Steve N.
Empirical Audio
Rockvirgo makes an important point. This is why computer audio is intrinsically better than CD playback. The pits are jittery as written on the disk. The Transport also adds jitter when it reads these pits, because each read head has different accuracy of reading the pits. When a pit is actually detected on an inside track and on an outside track probably varies from one transport to the next.

Steve N.
Empirical Audio
Thank you all for your responses. I was trying to convince myself that I didn't need a new transport. I've been told my Sony DVP S900es is not good as a transport.
"This is why computer audio is intrinsically better than CD playback. The pits are jittery as written on the disk. The Transport also adds jitter when it reads these pits, because each read head has different accuracy of reading the pits."

And the cheap CD drives in PCs don't add jitter when they
read the data on to the HD, and the noisy PC PSU doesn't effect the output signal?
"And the cheap CD drives in PCs don't add jitter when they
read the data on to the HD, and the noisy PC PSU doesn't effect the output signal?"

No. I'm talking about ripping the CD and playing it back from RAM on the computer. This is computer-driven audio. The CDROM drive is not involved in the payback. As for the noisy power supply and noisy ground, there are converters that go from USB to S/PDIF that have their own power supply or even a battery supply and they even isolate the computer and audio system grounds, so no noise of any kind gets injected from the PC. The USB interface does not affect the sound quality, no matter what the length.

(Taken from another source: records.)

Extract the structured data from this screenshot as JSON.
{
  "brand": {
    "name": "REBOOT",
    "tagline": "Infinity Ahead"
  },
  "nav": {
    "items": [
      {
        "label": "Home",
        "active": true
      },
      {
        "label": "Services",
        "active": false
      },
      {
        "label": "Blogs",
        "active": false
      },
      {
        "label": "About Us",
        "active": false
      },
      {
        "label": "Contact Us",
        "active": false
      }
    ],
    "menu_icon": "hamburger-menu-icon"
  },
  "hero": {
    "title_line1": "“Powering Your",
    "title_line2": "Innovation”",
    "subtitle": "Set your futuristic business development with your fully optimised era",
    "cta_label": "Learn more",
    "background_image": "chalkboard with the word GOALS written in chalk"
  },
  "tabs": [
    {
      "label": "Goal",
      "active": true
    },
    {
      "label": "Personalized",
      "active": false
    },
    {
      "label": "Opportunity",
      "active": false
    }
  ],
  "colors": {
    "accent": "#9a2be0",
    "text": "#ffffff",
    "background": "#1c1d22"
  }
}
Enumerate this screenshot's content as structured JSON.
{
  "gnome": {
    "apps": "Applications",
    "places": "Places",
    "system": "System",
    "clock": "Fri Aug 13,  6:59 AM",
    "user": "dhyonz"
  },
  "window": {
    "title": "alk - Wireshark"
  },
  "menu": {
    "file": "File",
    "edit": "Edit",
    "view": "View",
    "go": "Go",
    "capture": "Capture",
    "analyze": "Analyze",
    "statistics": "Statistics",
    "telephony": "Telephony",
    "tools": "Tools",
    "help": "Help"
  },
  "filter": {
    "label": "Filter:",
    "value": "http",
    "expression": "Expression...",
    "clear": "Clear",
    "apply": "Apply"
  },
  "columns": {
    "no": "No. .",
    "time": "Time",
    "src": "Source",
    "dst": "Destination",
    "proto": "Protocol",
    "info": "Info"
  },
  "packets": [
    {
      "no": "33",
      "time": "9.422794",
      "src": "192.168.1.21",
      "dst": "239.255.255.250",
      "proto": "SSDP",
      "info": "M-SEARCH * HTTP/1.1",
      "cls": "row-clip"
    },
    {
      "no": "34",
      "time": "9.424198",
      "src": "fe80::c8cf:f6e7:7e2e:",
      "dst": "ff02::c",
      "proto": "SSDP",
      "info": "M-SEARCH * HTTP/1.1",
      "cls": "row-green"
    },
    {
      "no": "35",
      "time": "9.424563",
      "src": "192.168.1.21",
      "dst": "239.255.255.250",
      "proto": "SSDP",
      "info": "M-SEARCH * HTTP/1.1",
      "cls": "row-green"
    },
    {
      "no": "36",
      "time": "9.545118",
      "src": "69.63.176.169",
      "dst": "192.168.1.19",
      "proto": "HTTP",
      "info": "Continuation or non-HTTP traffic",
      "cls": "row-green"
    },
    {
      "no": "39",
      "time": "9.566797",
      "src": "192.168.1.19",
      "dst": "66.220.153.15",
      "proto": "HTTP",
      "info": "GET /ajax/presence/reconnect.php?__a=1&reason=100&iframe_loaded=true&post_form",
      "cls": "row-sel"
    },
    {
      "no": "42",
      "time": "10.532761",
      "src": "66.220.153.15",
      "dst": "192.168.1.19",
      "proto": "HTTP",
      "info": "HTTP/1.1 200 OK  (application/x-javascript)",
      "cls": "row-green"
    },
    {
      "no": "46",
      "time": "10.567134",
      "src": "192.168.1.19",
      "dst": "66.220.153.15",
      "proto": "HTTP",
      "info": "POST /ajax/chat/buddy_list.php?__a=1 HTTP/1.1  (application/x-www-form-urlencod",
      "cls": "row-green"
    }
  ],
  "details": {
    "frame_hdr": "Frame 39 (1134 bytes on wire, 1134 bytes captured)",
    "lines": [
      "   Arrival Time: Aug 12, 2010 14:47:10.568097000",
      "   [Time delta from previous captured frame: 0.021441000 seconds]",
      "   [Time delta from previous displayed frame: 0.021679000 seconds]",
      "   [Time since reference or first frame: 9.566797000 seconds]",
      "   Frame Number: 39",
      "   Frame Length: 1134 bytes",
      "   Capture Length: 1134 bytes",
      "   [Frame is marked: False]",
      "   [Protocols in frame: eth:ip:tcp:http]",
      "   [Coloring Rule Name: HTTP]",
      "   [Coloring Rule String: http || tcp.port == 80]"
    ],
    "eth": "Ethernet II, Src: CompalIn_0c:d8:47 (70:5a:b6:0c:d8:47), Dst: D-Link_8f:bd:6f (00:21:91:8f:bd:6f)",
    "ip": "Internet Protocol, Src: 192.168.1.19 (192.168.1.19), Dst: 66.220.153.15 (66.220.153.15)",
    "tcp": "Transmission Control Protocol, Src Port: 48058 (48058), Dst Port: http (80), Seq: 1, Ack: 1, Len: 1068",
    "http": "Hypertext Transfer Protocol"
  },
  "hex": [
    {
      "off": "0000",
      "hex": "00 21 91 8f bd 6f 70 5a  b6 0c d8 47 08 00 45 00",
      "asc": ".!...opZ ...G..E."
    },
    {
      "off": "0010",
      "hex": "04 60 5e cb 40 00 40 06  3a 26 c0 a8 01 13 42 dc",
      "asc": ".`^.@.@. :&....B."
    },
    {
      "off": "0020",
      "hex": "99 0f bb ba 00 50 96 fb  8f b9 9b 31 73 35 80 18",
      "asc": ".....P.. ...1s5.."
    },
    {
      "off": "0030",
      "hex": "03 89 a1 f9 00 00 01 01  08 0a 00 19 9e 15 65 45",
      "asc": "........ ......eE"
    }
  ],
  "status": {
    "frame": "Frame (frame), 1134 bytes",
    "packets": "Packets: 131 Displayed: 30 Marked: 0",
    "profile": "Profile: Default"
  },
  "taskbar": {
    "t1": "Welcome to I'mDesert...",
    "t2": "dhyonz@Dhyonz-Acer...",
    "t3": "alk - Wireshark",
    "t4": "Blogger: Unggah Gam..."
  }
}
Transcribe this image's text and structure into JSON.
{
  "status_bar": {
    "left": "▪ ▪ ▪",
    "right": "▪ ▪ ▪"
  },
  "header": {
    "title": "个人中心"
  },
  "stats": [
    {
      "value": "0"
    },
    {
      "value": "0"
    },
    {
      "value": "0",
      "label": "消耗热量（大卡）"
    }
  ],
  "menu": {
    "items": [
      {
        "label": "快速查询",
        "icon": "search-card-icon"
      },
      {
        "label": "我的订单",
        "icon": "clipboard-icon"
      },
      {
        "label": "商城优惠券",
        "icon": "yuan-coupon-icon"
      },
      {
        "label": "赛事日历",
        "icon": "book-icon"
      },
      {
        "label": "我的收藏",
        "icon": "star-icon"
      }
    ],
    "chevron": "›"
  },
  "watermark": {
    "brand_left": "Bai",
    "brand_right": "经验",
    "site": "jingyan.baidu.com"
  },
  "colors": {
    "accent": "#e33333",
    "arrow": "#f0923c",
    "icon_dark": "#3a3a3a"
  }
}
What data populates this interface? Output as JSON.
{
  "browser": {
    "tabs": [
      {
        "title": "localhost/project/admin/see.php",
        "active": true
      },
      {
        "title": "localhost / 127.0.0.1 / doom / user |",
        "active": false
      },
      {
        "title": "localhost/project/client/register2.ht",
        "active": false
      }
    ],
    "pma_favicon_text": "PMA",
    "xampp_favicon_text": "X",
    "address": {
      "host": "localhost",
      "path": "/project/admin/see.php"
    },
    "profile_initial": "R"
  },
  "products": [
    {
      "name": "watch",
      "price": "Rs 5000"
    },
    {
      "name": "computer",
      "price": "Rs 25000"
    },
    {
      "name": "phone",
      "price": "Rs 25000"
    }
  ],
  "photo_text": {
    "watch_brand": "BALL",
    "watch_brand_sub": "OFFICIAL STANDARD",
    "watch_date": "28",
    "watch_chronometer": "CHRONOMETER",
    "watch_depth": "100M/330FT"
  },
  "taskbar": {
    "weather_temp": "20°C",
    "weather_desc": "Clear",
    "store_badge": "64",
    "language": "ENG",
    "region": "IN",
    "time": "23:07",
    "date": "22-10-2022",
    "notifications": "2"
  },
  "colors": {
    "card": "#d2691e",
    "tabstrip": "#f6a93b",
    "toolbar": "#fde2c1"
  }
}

This truly is the highest quality method for playback of CD images.

Steve N.
Empirical Audio